### Source material
[Start of Attachment]
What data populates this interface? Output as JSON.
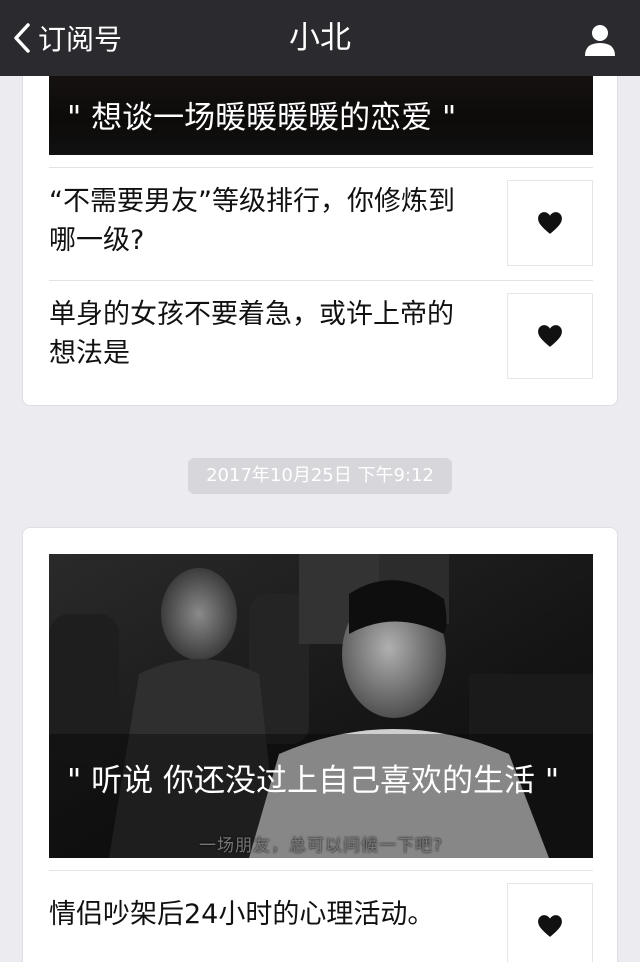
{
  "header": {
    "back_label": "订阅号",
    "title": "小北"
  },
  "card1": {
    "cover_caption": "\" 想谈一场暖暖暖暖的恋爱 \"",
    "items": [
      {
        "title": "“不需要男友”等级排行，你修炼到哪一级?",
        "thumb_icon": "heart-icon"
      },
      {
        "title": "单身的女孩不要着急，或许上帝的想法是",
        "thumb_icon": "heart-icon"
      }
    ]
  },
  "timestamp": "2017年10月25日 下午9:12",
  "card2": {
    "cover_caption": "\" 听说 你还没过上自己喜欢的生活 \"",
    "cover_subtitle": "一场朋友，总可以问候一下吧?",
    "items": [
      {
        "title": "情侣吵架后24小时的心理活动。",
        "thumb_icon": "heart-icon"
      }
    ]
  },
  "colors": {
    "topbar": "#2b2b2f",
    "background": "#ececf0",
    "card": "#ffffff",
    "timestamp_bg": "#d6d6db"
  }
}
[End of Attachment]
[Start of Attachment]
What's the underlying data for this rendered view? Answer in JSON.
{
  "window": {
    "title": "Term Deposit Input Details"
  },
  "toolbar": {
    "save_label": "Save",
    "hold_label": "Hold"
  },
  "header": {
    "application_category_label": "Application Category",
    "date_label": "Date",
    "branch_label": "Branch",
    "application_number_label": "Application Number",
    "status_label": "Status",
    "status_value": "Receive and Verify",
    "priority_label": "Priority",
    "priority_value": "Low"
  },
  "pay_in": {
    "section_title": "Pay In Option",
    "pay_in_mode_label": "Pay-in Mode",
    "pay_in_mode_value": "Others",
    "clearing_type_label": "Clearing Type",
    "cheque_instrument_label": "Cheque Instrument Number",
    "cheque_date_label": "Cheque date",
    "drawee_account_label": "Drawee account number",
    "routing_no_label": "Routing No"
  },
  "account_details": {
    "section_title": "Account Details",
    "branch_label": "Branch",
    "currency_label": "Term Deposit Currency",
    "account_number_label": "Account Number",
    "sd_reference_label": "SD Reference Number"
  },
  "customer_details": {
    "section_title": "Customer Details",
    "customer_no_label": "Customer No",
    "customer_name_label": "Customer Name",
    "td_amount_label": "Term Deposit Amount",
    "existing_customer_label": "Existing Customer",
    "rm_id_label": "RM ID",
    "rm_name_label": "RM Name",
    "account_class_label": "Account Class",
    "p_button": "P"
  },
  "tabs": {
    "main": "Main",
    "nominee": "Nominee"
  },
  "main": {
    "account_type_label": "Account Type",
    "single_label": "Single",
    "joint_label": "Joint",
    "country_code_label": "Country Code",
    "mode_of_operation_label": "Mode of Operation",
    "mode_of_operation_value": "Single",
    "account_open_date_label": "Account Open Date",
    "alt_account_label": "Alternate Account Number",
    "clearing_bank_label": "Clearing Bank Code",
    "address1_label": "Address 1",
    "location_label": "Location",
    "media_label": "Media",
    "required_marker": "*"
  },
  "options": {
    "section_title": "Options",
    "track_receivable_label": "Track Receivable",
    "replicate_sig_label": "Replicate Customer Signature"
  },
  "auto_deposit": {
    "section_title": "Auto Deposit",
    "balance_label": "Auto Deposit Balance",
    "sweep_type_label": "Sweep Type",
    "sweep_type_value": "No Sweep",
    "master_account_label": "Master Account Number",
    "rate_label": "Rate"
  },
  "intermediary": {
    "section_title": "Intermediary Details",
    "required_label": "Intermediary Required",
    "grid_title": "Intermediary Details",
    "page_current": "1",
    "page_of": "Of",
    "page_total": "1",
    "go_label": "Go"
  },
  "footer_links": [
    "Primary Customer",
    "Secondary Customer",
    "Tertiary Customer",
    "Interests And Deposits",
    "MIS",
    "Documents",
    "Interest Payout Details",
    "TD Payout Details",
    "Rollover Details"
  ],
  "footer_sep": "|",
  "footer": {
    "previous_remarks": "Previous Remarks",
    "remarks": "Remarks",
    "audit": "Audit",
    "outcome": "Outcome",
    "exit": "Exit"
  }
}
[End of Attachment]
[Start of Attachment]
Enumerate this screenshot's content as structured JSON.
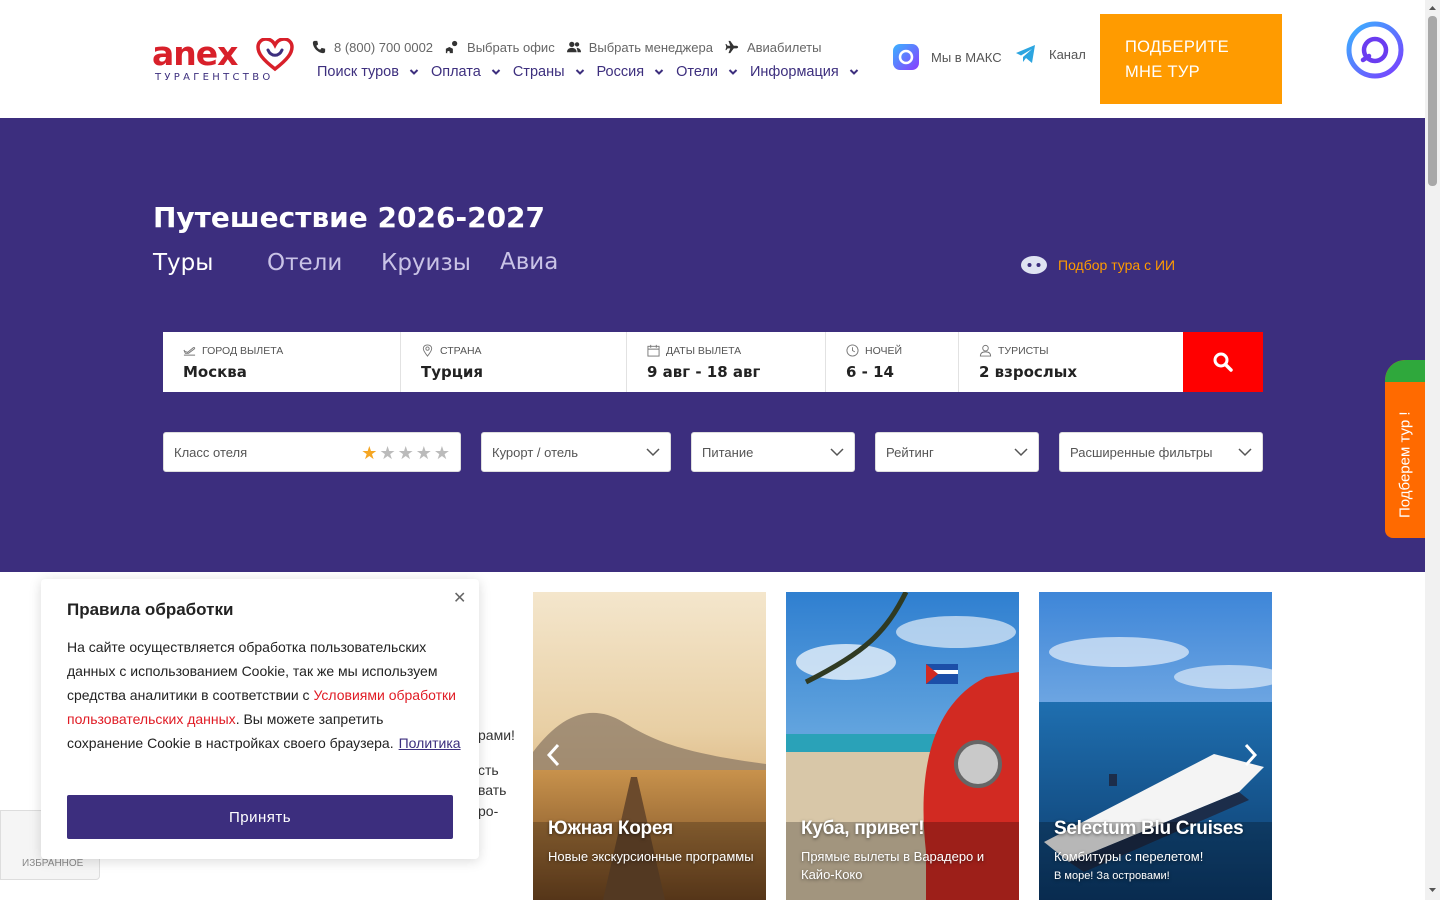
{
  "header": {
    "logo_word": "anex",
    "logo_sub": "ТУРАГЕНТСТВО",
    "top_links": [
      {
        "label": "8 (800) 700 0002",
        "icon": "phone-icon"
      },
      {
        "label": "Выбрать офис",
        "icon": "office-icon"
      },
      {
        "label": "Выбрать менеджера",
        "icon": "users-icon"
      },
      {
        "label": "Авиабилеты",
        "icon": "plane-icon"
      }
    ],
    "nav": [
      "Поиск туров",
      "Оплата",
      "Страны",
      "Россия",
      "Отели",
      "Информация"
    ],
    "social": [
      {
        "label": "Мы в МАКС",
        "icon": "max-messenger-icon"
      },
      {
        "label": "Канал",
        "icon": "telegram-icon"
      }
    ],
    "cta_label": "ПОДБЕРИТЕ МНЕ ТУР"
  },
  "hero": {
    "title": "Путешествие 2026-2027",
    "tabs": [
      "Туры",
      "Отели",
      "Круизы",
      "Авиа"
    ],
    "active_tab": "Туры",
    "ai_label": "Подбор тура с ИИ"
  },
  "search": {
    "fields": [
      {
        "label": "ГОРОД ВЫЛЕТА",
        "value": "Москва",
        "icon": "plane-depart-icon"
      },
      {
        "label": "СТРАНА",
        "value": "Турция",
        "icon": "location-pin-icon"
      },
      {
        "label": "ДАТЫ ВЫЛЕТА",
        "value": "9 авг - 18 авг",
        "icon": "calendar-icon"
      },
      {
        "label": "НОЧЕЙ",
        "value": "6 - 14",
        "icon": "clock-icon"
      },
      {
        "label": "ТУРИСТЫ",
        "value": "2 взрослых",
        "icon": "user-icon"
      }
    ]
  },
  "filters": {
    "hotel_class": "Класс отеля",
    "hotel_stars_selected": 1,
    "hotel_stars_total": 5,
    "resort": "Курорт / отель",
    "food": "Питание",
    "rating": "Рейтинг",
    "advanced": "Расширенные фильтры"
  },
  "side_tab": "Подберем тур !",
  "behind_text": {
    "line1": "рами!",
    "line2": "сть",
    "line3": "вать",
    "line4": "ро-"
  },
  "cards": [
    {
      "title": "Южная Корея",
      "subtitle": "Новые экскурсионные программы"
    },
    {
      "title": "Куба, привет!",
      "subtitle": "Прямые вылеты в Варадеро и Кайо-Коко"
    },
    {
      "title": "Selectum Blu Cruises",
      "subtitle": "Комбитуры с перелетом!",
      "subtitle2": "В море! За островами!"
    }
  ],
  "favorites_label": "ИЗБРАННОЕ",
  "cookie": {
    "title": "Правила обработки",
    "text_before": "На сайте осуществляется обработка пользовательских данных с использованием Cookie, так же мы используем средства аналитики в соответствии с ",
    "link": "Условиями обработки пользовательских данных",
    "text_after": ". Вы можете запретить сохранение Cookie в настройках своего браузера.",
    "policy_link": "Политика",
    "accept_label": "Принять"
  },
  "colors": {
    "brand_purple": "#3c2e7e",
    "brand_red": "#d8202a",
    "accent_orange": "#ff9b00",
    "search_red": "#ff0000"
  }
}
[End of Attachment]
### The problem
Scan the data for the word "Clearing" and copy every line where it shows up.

### Output of the exercise
    "clearing_type_label": "Clearing Type",
    "clearing_bank_label": "Clearing Bank Code",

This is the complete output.